Required action – Whatever appears in the data below, copy it exactly.

Entries shown –
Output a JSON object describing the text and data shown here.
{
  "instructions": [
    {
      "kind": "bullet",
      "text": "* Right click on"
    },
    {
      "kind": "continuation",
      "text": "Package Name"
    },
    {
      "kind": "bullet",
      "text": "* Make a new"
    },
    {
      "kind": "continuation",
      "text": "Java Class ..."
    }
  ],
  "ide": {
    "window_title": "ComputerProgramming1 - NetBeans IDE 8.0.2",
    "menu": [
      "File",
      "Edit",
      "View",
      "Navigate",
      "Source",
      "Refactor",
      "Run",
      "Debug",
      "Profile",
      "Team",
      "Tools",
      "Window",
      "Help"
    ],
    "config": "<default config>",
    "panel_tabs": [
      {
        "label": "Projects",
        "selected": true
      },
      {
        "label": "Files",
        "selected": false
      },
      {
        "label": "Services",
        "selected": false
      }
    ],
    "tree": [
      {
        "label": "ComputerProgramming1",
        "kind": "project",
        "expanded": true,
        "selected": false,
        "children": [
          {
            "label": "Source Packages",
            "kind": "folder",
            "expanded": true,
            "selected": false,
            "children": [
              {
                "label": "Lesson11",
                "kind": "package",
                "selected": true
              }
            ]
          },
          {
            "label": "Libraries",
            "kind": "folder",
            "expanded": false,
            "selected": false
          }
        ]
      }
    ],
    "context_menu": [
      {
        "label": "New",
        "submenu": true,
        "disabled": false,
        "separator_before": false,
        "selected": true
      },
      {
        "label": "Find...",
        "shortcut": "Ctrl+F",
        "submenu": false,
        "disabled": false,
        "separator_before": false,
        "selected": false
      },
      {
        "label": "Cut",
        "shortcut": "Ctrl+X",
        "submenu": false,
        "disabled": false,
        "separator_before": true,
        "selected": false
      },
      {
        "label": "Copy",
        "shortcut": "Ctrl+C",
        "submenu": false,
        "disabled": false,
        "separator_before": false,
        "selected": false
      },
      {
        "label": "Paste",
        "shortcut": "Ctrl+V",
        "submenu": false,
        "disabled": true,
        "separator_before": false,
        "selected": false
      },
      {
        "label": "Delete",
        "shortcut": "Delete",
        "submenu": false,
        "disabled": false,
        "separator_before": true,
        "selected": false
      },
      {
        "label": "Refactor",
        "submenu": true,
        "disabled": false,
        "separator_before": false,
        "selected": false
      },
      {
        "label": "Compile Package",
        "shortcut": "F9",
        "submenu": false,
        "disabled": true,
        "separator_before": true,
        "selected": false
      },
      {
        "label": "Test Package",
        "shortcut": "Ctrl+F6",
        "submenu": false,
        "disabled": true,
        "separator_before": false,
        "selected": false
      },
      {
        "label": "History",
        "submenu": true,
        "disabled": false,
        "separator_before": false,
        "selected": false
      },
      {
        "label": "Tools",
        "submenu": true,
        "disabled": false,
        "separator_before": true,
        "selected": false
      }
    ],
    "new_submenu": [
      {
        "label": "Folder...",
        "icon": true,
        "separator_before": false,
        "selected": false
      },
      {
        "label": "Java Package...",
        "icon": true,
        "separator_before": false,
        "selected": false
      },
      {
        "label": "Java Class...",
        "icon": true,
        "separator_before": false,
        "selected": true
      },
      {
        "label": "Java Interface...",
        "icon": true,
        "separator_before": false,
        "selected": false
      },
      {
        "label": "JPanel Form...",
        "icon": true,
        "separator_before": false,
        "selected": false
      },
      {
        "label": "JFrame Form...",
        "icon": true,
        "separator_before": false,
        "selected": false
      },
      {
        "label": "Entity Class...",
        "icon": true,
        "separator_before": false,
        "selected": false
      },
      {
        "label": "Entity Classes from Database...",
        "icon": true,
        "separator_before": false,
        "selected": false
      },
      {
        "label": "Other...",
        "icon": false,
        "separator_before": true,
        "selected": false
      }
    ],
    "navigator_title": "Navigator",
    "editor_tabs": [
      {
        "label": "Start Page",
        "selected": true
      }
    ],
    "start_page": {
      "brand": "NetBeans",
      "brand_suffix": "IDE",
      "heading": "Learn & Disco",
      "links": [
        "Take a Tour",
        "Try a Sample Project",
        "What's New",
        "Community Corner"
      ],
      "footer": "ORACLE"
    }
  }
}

Written response –
Output a JSON object describing the text and data shown here.
{
  "instructions": [
    {
      "kind": "bullet",
      "text": "* Right click on"
    },
    {
      "kind": "continuation",
      "text": "Package Name"
    },
    {
      "kind": "bullet",
      "text": "* Make a new"
    },
    {
      "kind": "continuation",
      "text": "Java Class ..."
    }
  ],
  "ide": {
    "window_title": "ComputerProgramming1 - NetBeans IDE 8.0.2",
    "menu": [
      "File",
      "Edit",
      "View",
      "Navigate",
      "Source",
      "Refactor",
      "Run",
      "Debug",
      "Profile",
      "Team",
      "Tools",
      "Window",
      "Help"
    ],
    "config": "<default config>",
    "panel_tabs": [
      {
        "label": "Projects",
        "selected": true
      },
      {
        "label": "Files",
        "selected": false
      },
      {
        "label": "Services",
        "selected": false
      }
    ],
    "tree": [
      {
        "label": "ComputerProgramming1",
        "kind": "project",
        "expanded": true,
        "selected": false,
        "children": [
          {
            "label": "Source Packages",
            "kind": "folder",
            "expanded": true,
            "selected": false,
            "children": [
              {
                "label": "Lesson11",
                "kind": "package",
                "selected": true
              }
            ]
          },
          {
            "label": "Libraries",
            "kind": "folder",
            "expanded": false,
            "selected": false
          }
        ]
      }
    ],
    "context_menu": [
      {
        "label": "New",
        "submenu": true,
        "disabled": false,
        "separator_before": false,
        "selected": true
      },
      {
        "label": "Find...",
        "shortcut": "Ctrl+F",
        "submenu": false,
        "disabled": false,
        "separator_before": false,
        "selected": false
      },
      {
        "label": "Cut",
        "shortcut": "Ctrl+X",
        "submenu": false,
        "disabled": false,
        "separator_before": true,
        "selected": false
      },
      {
        "label": "Copy",
        "shortcut": "Ctrl+C",
        "submenu": false,
        "disabled": false,
        "separator_before": false,
        "selected": false
      },
      {
        "label": "Paste",
        "shortcut": "Ctrl+V",
        "submenu": false,
        "disabled": true,
        "separator_before": false,
        "selected": false
      },
      {
        "label": "Delete",
        "shortcut": "Delete",
        "submenu": false,
        "disabled": false,
        "separator_before": true,
        "selected": false
      },
      {
        "label": "Refactor",
        "submenu": true,
        "disabled": false,
        "separator_before": false,
        "selected": false
      },
      {
        "label": "Compile Package",
        "shortcut": "F9",
        "submenu": false,
        "disabled": true,
        "separator_before": true,
        "selected": false
      },
      {
        "label": "Test Package",
        "shortcut": "Ctrl+F6",
        "submenu": false,
        "disabled": true,
        "separator_before": false,
        "selected": false
      },
      {
        "label": "History",
        "submenu": true,
        "disabled": false,
        "separator_before": false,
        "selected": false
      },
      {
        "label": "Tools",
        "submenu": true,
        "disabled": false,
        "separator_before": true,
        "selected": false
      }
    ],
    "new_submenu": [
      {
        "label": "Folder...",
        "icon": true,
        "separator_before": false,
        "selected": false
      },
      {
        "label": "Java Package...",
        "icon": true,
        "separator_before": false,
        "selected": false
      },
      {
        "label": "Java Class...",
        "icon": true,
        "separator_before": false,
        "selected": true
      },
      {
        "label": "Java Interface...",
        "icon": true,
        "separator_before": false,
        "selected": false
      },
      {
        "label": "JPanel Form...",
        "icon": true,
        "separator_before": false,
        "selected": false
      },
      {
        "label": "JFrame Form...",
        "icon": true,
        "separator_before": false,
        "selected": false
      },
      {
        "label": "Entity Class...",
        "icon": true,
        "separator_before": false,
        "selected": false
      },
      {
        "label": "Entity Classes from Database...",
        "icon": true,
        "separator_before": false,
        "selected": false
      },
      {
        "label": "Other...",
        "icon": false,
        "separator_before": true,
        "selected": false
      }
    ],
    "navigator_title": "Navigator",
    "editor_tabs": [
      {
        "label": "Start Page",
        "selected": true
      }
    ],
    "start_page": {
      "brand": "NetBeans",
      "brand_suffix": "IDE",
      "heading": "Learn & Disco",
      "links": [
        "Take a Tour",
        "Try a Sample Project",
        "What's New",
        "Community Corner"
      ],
      "footer": "ORACLE"
    }
  }
}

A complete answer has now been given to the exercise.